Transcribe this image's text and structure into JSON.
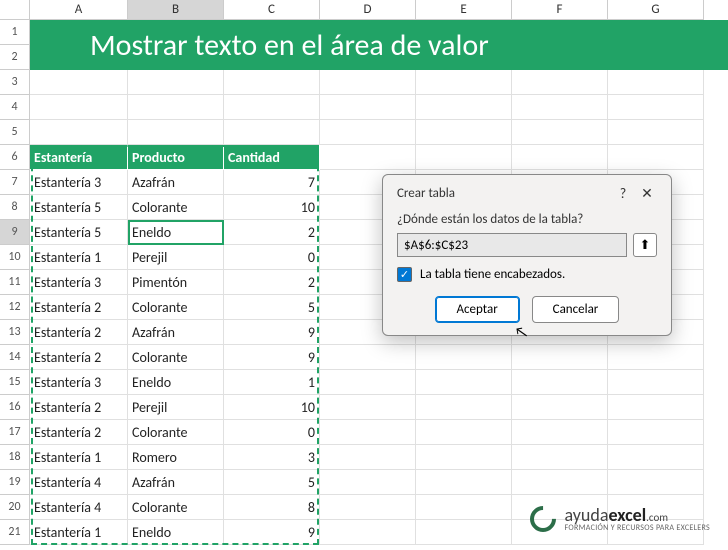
{
  "columns": [
    "A",
    "B",
    "C",
    "D",
    "E",
    "F",
    "G"
  ],
  "banner": "Mostrar texto en el área de valor",
  "headers": {
    "c0": "Estantería",
    "c1": "Producto",
    "c2": "Cantidad"
  },
  "selected_col": "B",
  "selected_row": "9",
  "rows": [
    {
      "n": "7",
      "a": "Estantería 3",
      "b": "Azafrán",
      "c": "7"
    },
    {
      "n": "8",
      "a": "Estantería 5",
      "b": "Colorante",
      "c": "10"
    },
    {
      "n": "9",
      "a": "Estantería 5",
      "b": "Eneldo",
      "c": "2"
    },
    {
      "n": "10",
      "a": "Estantería 1",
      "b": "Perejil",
      "c": "0"
    },
    {
      "n": "11",
      "a": "Estantería 3",
      "b": "Pimentón",
      "c": "2"
    },
    {
      "n": "12",
      "a": "Estantería 2",
      "b": "Colorante",
      "c": "5"
    },
    {
      "n": "13",
      "a": "Estantería 2",
      "b": "Azafrán",
      "c": "9"
    },
    {
      "n": "14",
      "a": "Estantería 2",
      "b": "Colorante",
      "c": "9"
    },
    {
      "n": "15",
      "a": "Estantería 3",
      "b": "Eneldo",
      "c": "1"
    },
    {
      "n": "16",
      "a": "Estantería 2",
      "b": "Perejil",
      "c": "10"
    },
    {
      "n": "17",
      "a": "Estantería 2",
      "b": "Colorante",
      "c": "0"
    },
    {
      "n": "18",
      "a": "Estantería 1",
      "b": "Romero",
      "c": "3"
    },
    {
      "n": "19",
      "a": "Estantería 4",
      "b": "Azafrán",
      "c": "5"
    },
    {
      "n": "20",
      "a": "Estantería 4",
      "b": "Colorante",
      "c": "8"
    },
    {
      "n": "21",
      "a": "Estantería 1",
      "b": "Eneldo",
      "c": "9"
    }
  ],
  "blank_rows": [
    "1",
    "2",
    "3",
    "4",
    "5"
  ],
  "header_row_num": "6",
  "dialog": {
    "title": "Crear tabla",
    "help_icon": "?",
    "close_icon": "✕",
    "prompt": "¿Dónde están los datos de la tabla?",
    "range": "$A$6:$C$23",
    "collapse_icon": "⬆",
    "checkbox_checked": true,
    "checkbox_label": "La tabla tiene encabezados.",
    "accept": "Aceptar",
    "cancel": "Cancelar"
  },
  "logo": {
    "main1": "ayuda",
    "main2": "excel",
    "suffix": ".com",
    "sub": "FORMACIÓN Y RECURSOS PARA EXCELERS"
  }
}
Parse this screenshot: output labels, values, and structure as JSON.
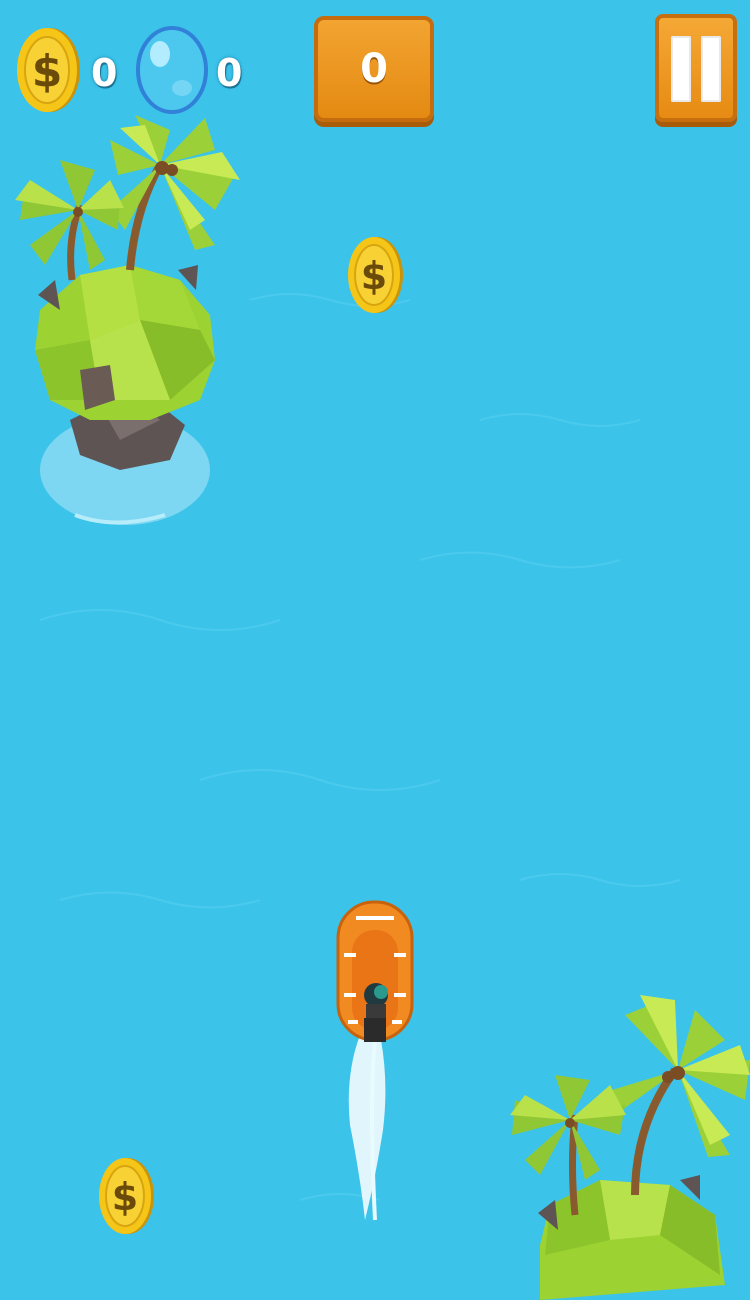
{
  "hud": {
    "coin_count": "0",
    "bubble_count": "0",
    "score": "0",
    "icons": {
      "coin": "coin-icon",
      "bubble": "bubble-shield-icon",
      "pause": "pause-icon"
    }
  },
  "colors": {
    "water": "#3bc3ea",
    "button_orange": "#ef9a25",
    "coin_gold": "#f5c518",
    "island_green": "#a7d93a",
    "boat_orange": "#f28a22"
  }
}
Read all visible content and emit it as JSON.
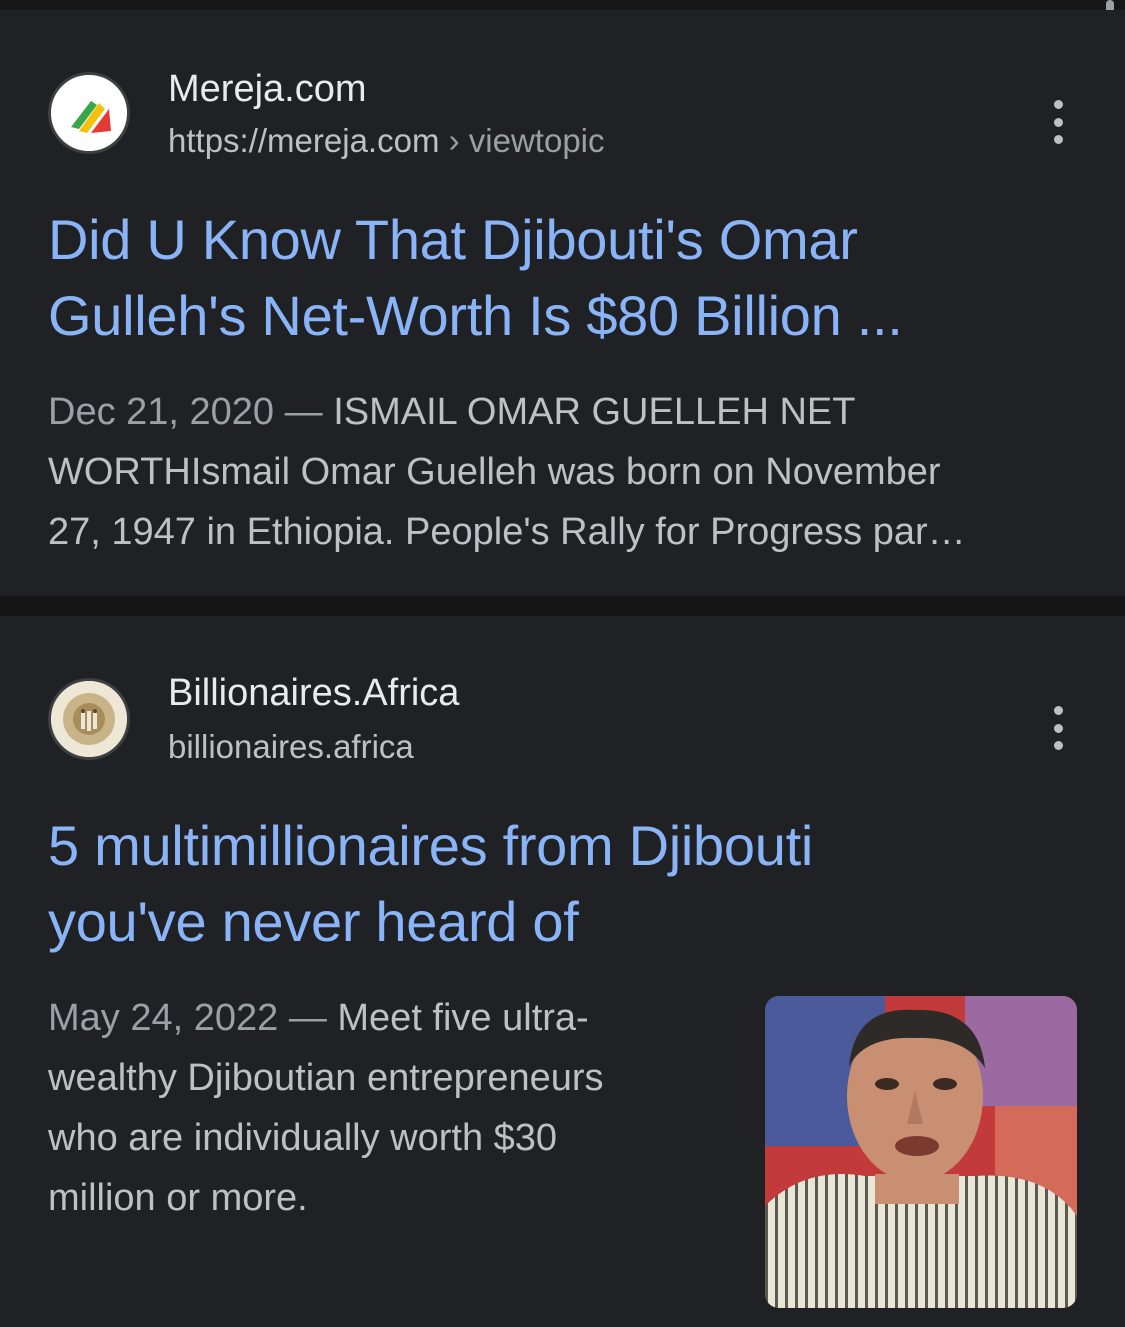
{
  "results": [
    {
      "site_name": "Mereja.com",
      "url_domain": "https://mereja.com",
      "url_separator": "›",
      "url_path": "viewtopic",
      "favicon_icon": "mereja-flag-logo-icon",
      "title_line1": "Did U Know That Djibouti's Omar",
      "title_line2": "Gulleh's Net-Worth Is $80 Billion ...",
      "date": "Dec 21, 2020",
      "dash": "—",
      "snippet_line1": "ISMAIL OMAR GUELLEH NET",
      "snippet_line2": "WORTHIsmail Omar Guelleh was born on November",
      "snippet_line3": "27, 1947 in Ethiopia. People's Rally for Progress par…"
    },
    {
      "site_name": "Billionaires.Africa",
      "url_domain": "billionaires.africa",
      "favicon_icon": "lion-logo-icon",
      "title_line1": "5 multimillionaires from Djibouti",
      "title_line2": "you've never heard of",
      "date": "May 24, 2022",
      "dash": "—",
      "snippet_line1": "Meet five ultra-",
      "snippet_line2": "wealthy Djiboutian entrepreneurs",
      "snippet_line3": "who are individually worth $30",
      "snippet_line4": "million or more.",
      "thumbnail_icon": "portrait-photo-thumbnail"
    }
  ],
  "menu_icon": "more-vert-icon",
  "colors": {
    "background": "#202124",
    "link": "#8ab4f8",
    "text": "#bdc1c6",
    "site_name": "#e8eaed"
  }
}
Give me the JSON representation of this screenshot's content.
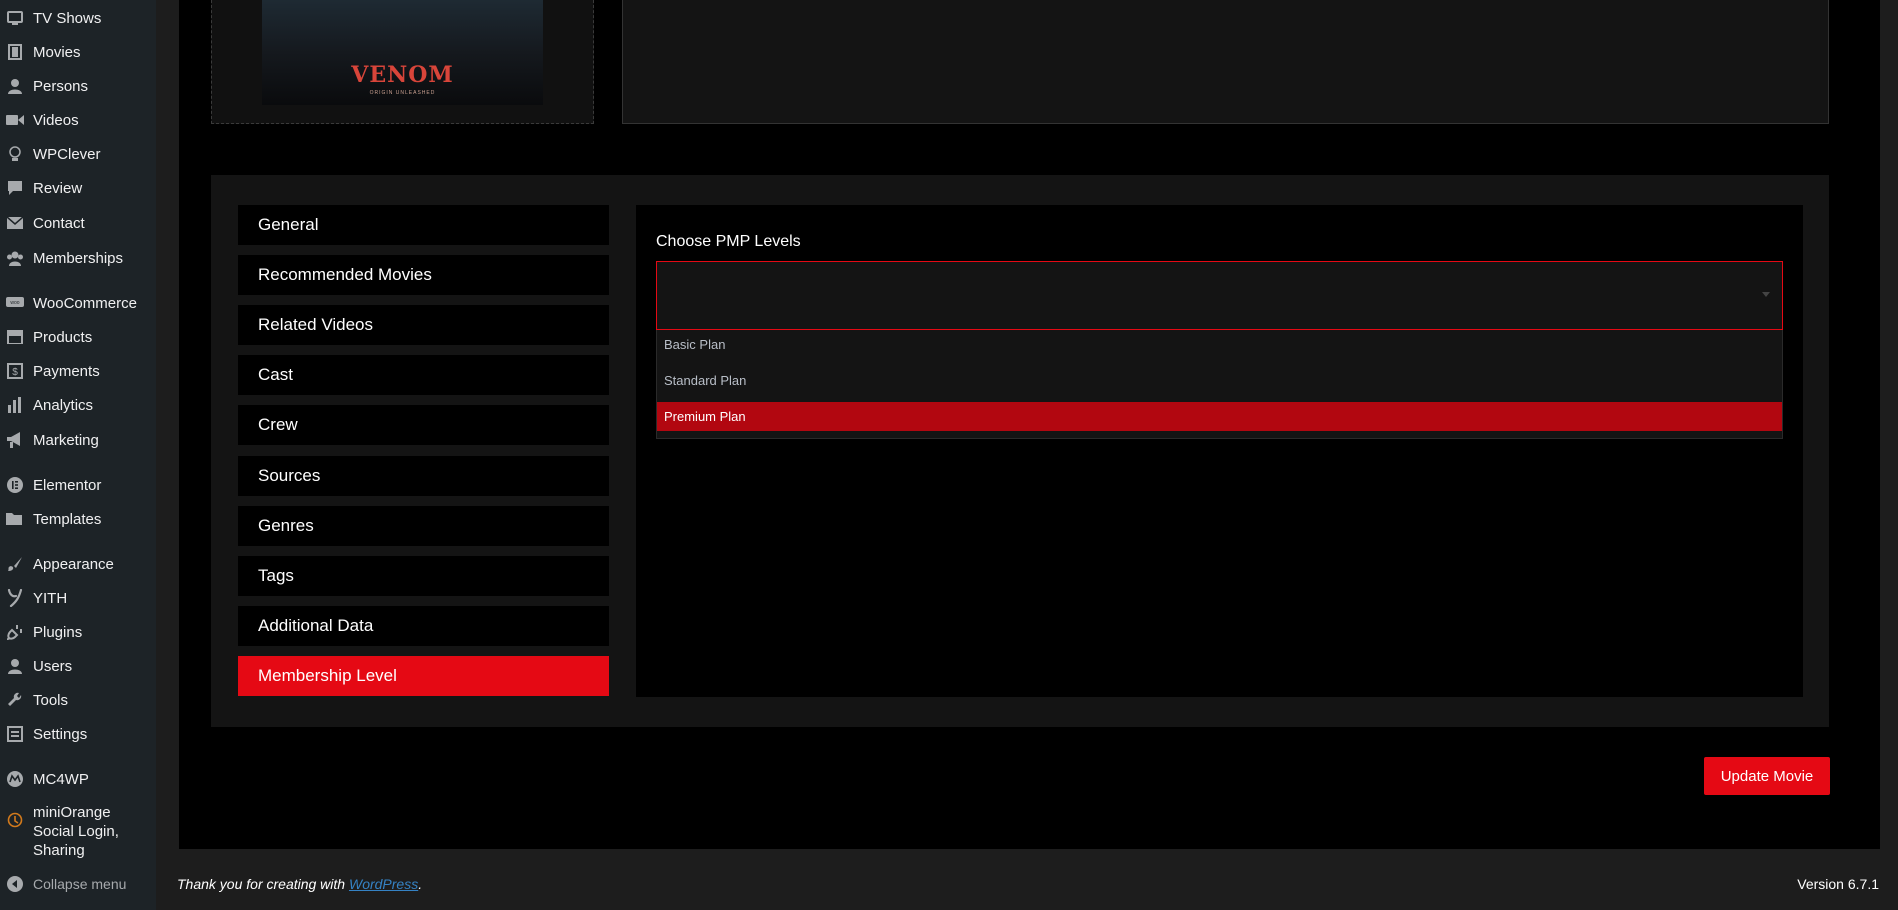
{
  "sidebar": {
    "items": [
      {
        "label": "TV Shows",
        "icon": "tv-icon"
      },
      {
        "label": "Movies",
        "icon": "film-icon"
      },
      {
        "label": "Persons",
        "icon": "person-icon"
      },
      {
        "label": "Videos",
        "icon": "video-camera-icon"
      },
      {
        "label": "WPClever",
        "icon": "lightbulb-icon"
      },
      {
        "label": "Review",
        "icon": "comment-icon"
      },
      {
        "label": "Contact",
        "icon": "envelope-icon"
      },
      {
        "label": "Memberships",
        "icon": "group-icon"
      },
      {
        "label": "WooCommerce",
        "icon": "woocommerce-icon"
      },
      {
        "label": "Products",
        "icon": "archive-icon"
      },
      {
        "label": "Payments",
        "icon": "dollar-icon"
      },
      {
        "label": "Analytics",
        "icon": "bar-chart-icon"
      },
      {
        "label": "Marketing",
        "icon": "megaphone-icon"
      },
      {
        "label": "Elementor",
        "icon": "elementor-icon"
      },
      {
        "label": "Templates",
        "icon": "folder-icon"
      },
      {
        "label": "Appearance",
        "icon": "paintbrush-icon"
      },
      {
        "label": "YITH",
        "icon": "yith-icon"
      },
      {
        "label": "Plugins",
        "icon": "plug-icon"
      },
      {
        "label": "Users",
        "icon": "user-icon"
      },
      {
        "label": "Tools",
        "icon": "wrench-icon"
      },
      {
        "label": "Settings",
        "icon": "settings-icon"
      },
      {
        "label": "MC4WP",
        "icon": "mc4wp-icon"
      },
      {
        "label": "miniOrange Social Login, Sharing",
        "icon": "miniorange-icon"
      }
    ],
    "collapse_label": "Collapse menu"
  },
  "poster": {
    "title": "VENOM",
    "subtitle": "ORIGIN UNLEASHED"
  },
  "tabs": [
    {
      "label": "General"
    },
    {
      "label": "Recommended Movies"
    },
    {
      "label": "Related Videos"
    },
    {
      "label": "Cast"
    },
    {
      "label": "Crew"
    },
    {
      "label": "Sources"
    },
    {
      "label": "Genres"
    },
    {
      "label": "Tags"
    },
    {
      "label": "Additional Data"
    },
    {
      "label": "Membership Level"
    }
  ],
  "active_tab": "Membership Level",
  "pmp": {
    "label": "Choose PMP Levels",
    "selected_value": "",
    "options": [
      "Basic Plan",
      "Standard Plan",
      "Premium Plan"
    ],
    "highlighted_option": "Premium Plan"
  },
  "update_button": "Update Movie",
  "footer": {
    "thanks_prefix": "Thank you for creating with ",
    "link": "WordPress",
    "suffix": ".",
    "version": "Version 6.7.1"
  },
  "colors": {
    "accent": "#e50914",
    "highlight": "#b20710",
    "link": "#3582c4",
    "sidebar_bg": "#1d2327"
  }
}
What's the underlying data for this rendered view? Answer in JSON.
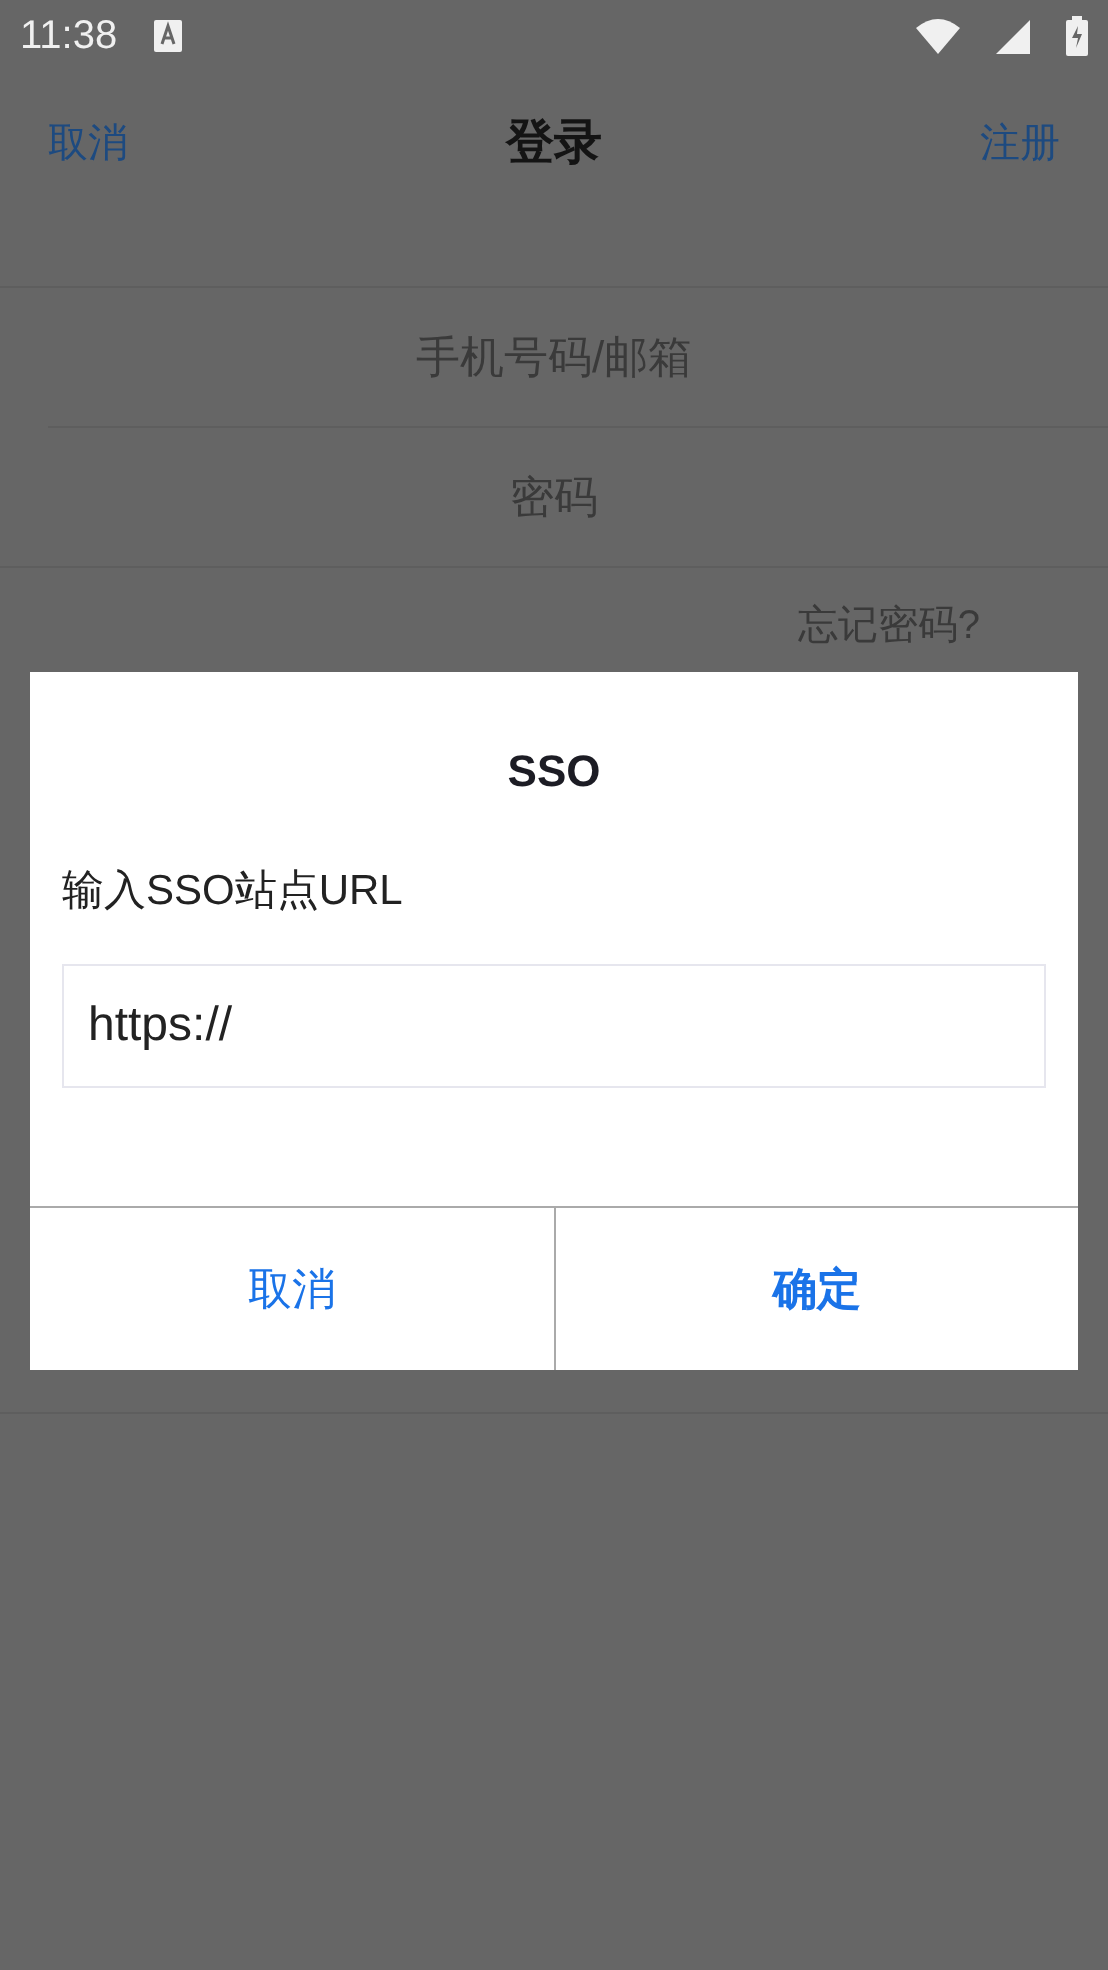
{
  "status_bar": {
    "time": "11:38"
  },
  "nav": {
    "left": "取消",
    "title": "登录",
    "right": "注册"
  },
  "form": {
    "fields": [
      {
        "placeholder": "手机号码/邮箱"
      },
      {
        "placeholder": "密码"
      }
    ],
    "forgot_password": "忘记密码?"
  },
  "dialog": {
    "title": "SSO",
    "label": "输入SSO站点URL",
    "input": {
      "value": "https://"
    },
    "buttons": [
      {
        "label": "取消",
        "primary": false
      },
      {
        "label": "确定",
        "primary": true
      }
    ]
  }
}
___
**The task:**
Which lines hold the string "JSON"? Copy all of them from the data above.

**Task response:**
Transcribe this image's text and structure into JSON.
Parse this screenshot: output labels, values, and structure as JSON.
Read all visible content and emit it as JSON.
Give me the JSON representation of this screenshot's content.
What's the underlying data for this rendered view? Answer in JSON.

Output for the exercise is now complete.